Let’s be totally clear: despite the ‘4’ on the name, this is categoricallynot a return to the bombastic, arcade-hued mayhem of Dirt 2. This is the still-beating heart of Dirt Rally, transplanted into the long-dead corpse of Dirt 3. The result is an incredibly hardcore simulation masquerading as an adrenaline-soaked, close-competitive racer. Fundamentally, that mix just doesn’t work.

What it does well, it does superbly. The rally section of the career mode is every bit as playable, enjoyable and hardcore as Dirt Rally, only now instead of hand-crafted stages, everything is procedurally generated. You can have a go at generating these stages yourself, moving two sliders for length and complexity, then setting the time of day and weather and hit generate. Don’t like what you see? Just press it again. That means virtually infinite new tracks, forever. A rally fan’s dream.

At times, particularly in fog, it’s absolutely beautiful. In sunlight, however, much of the foliage often looks flat and over-lit. The town sections are impressive considering they’ve essentially sprung out of thin air, but look closer and they appear at least a generation old. Maybe even two. Some parts of Dirt 4 feel cheap and that’s never been the case before.

The depth of the rally career, however, is exemplary. Teams and advertisers have clear expectations and you can see how happy you’re keeping them thanks to a simple gauge. You can hire and fire PR and engineering staff, and their pay comes from your budget, meaning at least some degree of money management is necessary. It’s also online-integrated, with daily, weekly and monthly challenges to attempt, which are massively enjoyable thanks to leaderboards throughout.
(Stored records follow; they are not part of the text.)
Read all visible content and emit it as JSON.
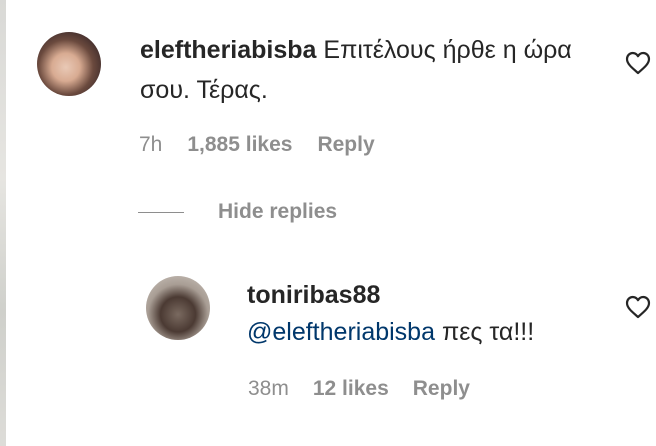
{
  "comments": [
    {
      "username": "eleftheriabisba",
      "text": "Επιτέλους ήρθε η ώρα σου. Τέρας.",
      "time": "7h",
      "likes": "1,885 likes",
      "reply_label": "Reply",
      "like_icon": "heart-outline-icon"
    }
  ],
  "thread": {
    "hide_replies_label": "Hide replies"
  },
  "replies": [
    {
      "username": "toniribas88",
      "mention": "@eleftheriabisba",
      "text": "πες τα!!!",
      "time": "38m",
      "likes": "12 likes",
      "reply_label": "Reply",
      "like_icon": "heart-outline-icon"
    }
  ],
  "colors": {
    "text": "#262626",
    "meta": "#8e8e8e",
    "mention": "#00376b"
  }
}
Dirt 4 is definitely worth buying if you finished Dirt Rally and longed for more.